Print the line containing "Decode this image", then every line after it through the end of the material, exactly as written and without pictures.

§ §

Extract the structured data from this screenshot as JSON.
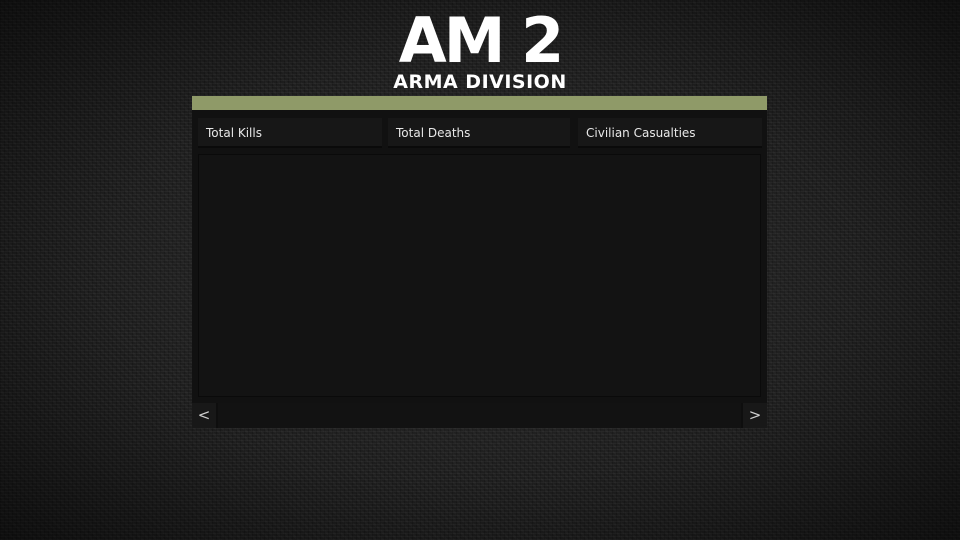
{
  "logo": {
    "mark": "AM 2",
    "subtitle": "ARMA DIVISION"
  },
  "colors": {
    "accent_bar": "#8f9a68",
    "panel_background": "#111111",
    "text": "#e8e8e8"
  },
  "tabs": [
    {
      "label": "Total Kills"
    },
    {
      "label": "Total Deaths"
    },
    {
      "label": "Civilian Casualties"
    }
  ],
  "pager": {
    "prev_label": "<",
    "next_label": ">"
  }
}
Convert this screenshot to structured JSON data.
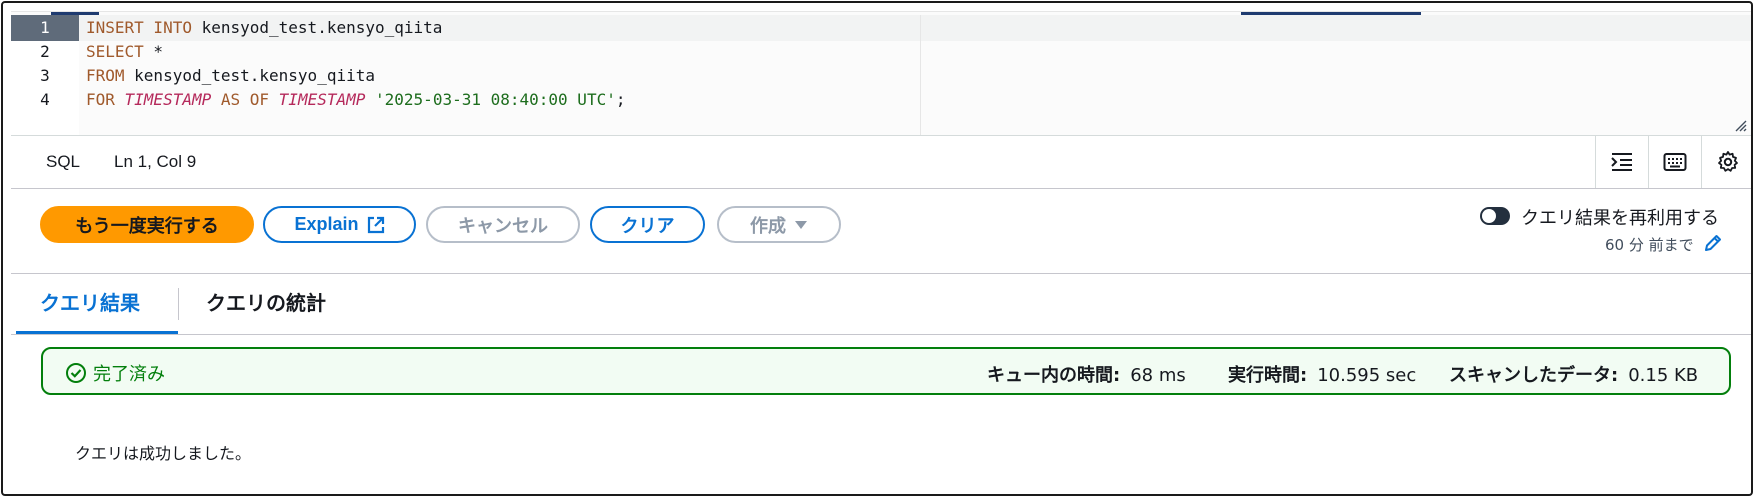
{
  "editor": {
    "line_numbers": [
      "1",
      "2",
      "3",
      "4"
    ],
    "lines": [
      [
        {
          "t": "kw",
          "v": "INSERT INTO "
        },
        {
          "t": "plain",
          "v": "kensyod_test.kensyo_qiita"
        }
      ],
      [
        {
          "t": "kw",
          "v": "SELECT"
        },
        {
          "t": "plain",
          "v": " *"
        }
      ],
      [
        {
          "t": "kw",
          "v": "FROM"
        },
        {
          "t": "plain",
          "v": " kensyod_test.kensyo_qiita"
        }
      ],
      [
        {
          "t": "kw",
          "v": "FOR "
        },
        {
          "t": "fn",
          "v": "TIMESTAMP"
        },
        {
          "t": "kw",
          "v": " AS OF "
        },
        {
          "t": "fn",
          "v": "TIMESTAMP"
        },
        {
          "t": "plain",
          "v": " "
        },
        {
          "t": "str",
          "v": "'2025-03-31 08:40:00 UTC'"
        },
        {
          "t": "plain",
          "v": ";"
        }
      ]
    ]
  },
  "statusbar": {
    "language": "SQL",
    "cursor": "Ln 1, Col 9",
    "icons": [
      "indent-icon",
      "keyboard-icon",
      "gear-icon"
    ]
  },
  "actions": {
    "run": "もう一度実行する",
    "explain": "Explain",
    "cancel": "キャンセル",
    "clear": "クリア",
    "create": "作成"
  },
  "reuse": {
    "label": "クエリ結果を再利用する",
    "age": "60 分 前まで",
    "enabled": false
  },
  "tabs": {
    "results": "クエリ結果",
    "stats": "クエリの統計"
  },
  "status": {
    "text": "完了済み",
    "queue_label": "キュー内の時間:",
    "queue_value": "68 ms",
    "exec_label": "実行時間:",
    "exec_value": "10.595 sec",
    "scan_label": "スキャンしたデータ:",
    "scan_value": "0.15 KB"
  },
  "result_message": "クエリは成功しました。",
  "colors": {
    "primary": "#ff9900",
    "link_blue": "#0972d3",
    "success_green": "#037f0c"
  }
}
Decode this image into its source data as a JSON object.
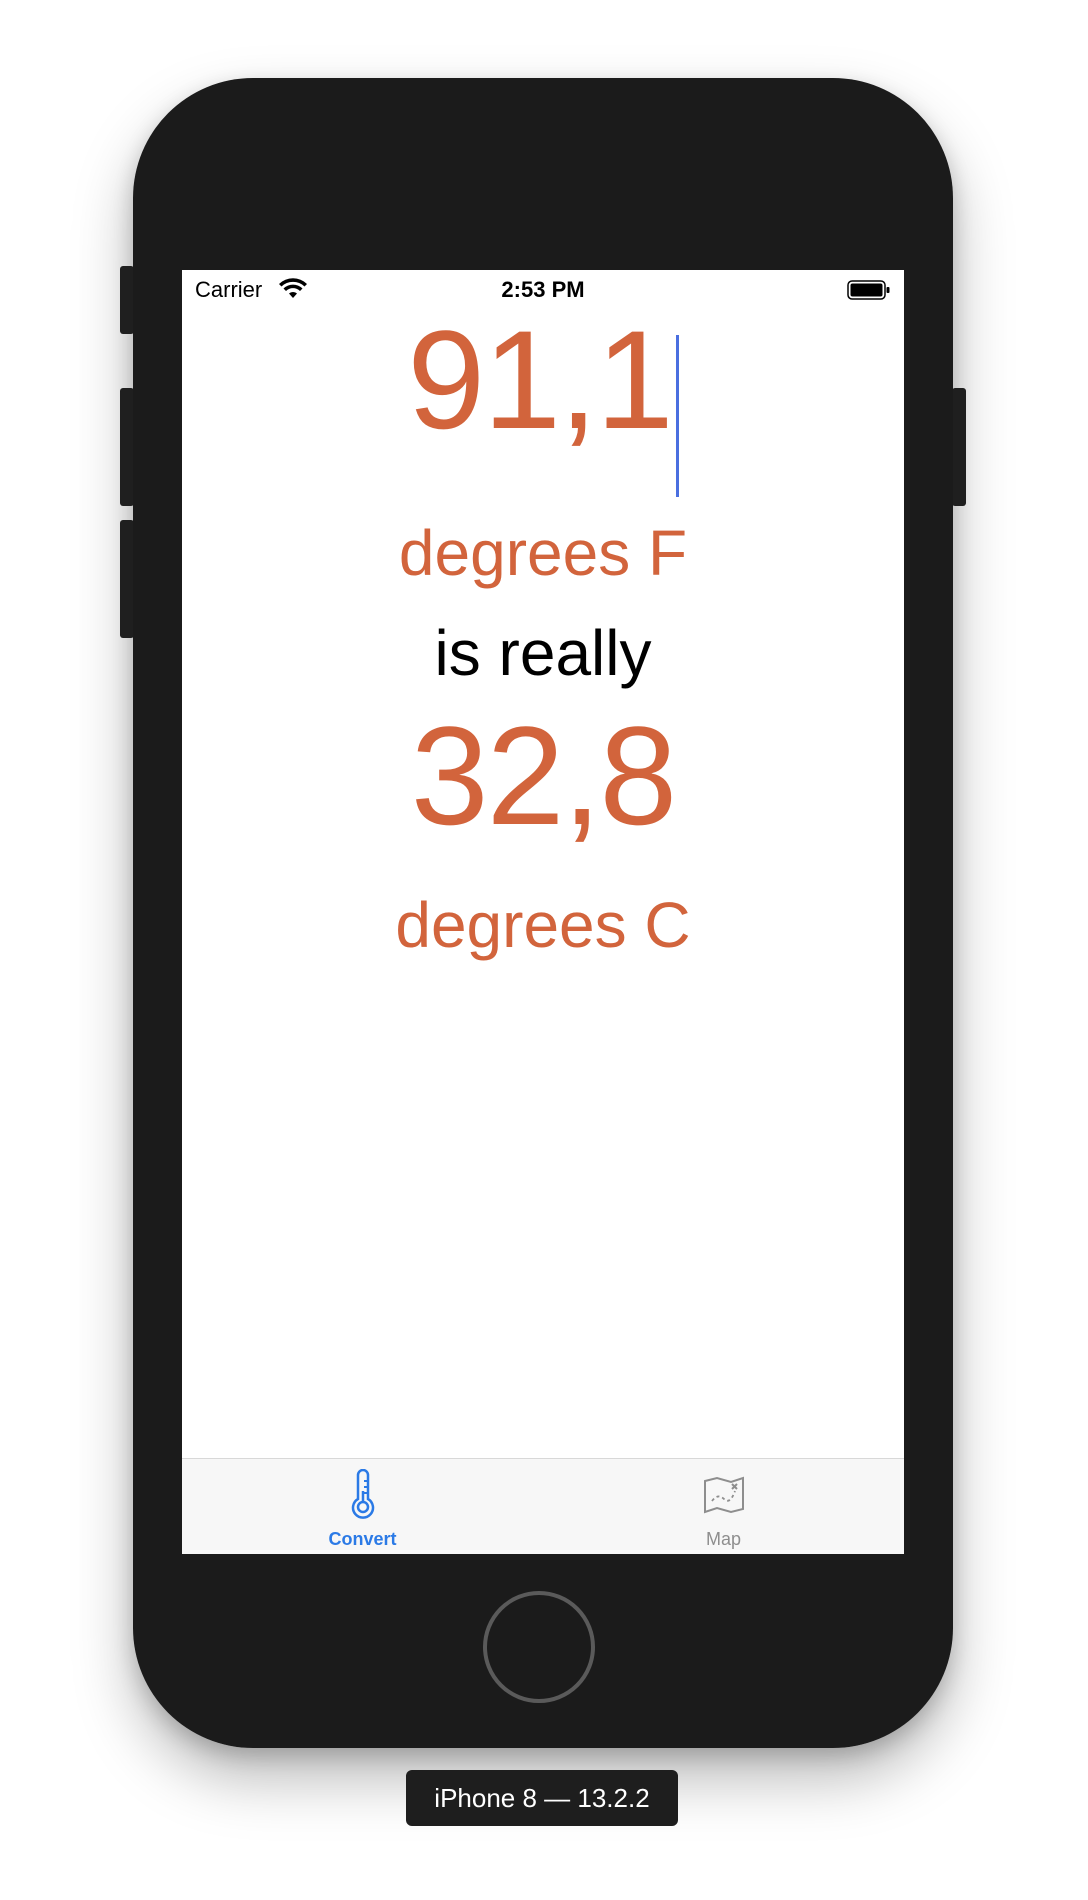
{
  "status_bar": {
    "carrier": "Carrier",
    "time": "2:53 PM"
  },
  "converter": {
    "fahrenheit_value": "91,1",
    "fahrenheit_unit": "degrees F",
    "connector": "is really",
    "celsius_value": "32,8",
    "celsius_unit": "degrees C"
  },
  "tab_bar": {
    "tabs": [
      {
        "label": "Convert",
        "icon": "thermometer-icon",
        "selected": true
      },
      {
        "label": "Map",
        "icon": "map-icon",
        "selected": false
      }
    ]
  },
  "device": {
    "label": "iPhone 8 — 13.2.2"
  },
  "colors": {
    "accent": "#D2643C",
    "tab_selected": "#2b7ae6",
    "tab_unselected": "#8e8e8e",
    "caret": "#4a6fe0"
  }
}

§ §

__Written answer__.
Decode this image into its source data as a JSON object.
{
  "status_bar": {
    "carrier": "Carrier",
    "time": "2:53 PM"
  },
  "converter": {
    "fahrenheit_value": "91,1",
    "fahrenheit_unit": "degrees F",
    "connector": "is really",
    "celsius_value": "32,8",
    "celsius_unit": "degrees C"
  },
  "tab_bar": {
    "tabs": [
      {
        "label": "Convert",
        "icon": "thermometer-icon",
        "selected": true
      },
      {
        "label": "Map",
        "icon": "map-icon",
        "selected": false
      }
    ]
  },
  "device": {
    "label": "iPhone 8 — 13.2.2"
  },
  "colors": {
    "accent": "#D2643C",
    "tab_selected": "#2b7ae6",
    "tab_unselected": "#8e8e8e",
    "caret": "#4a6fe0"
  }
}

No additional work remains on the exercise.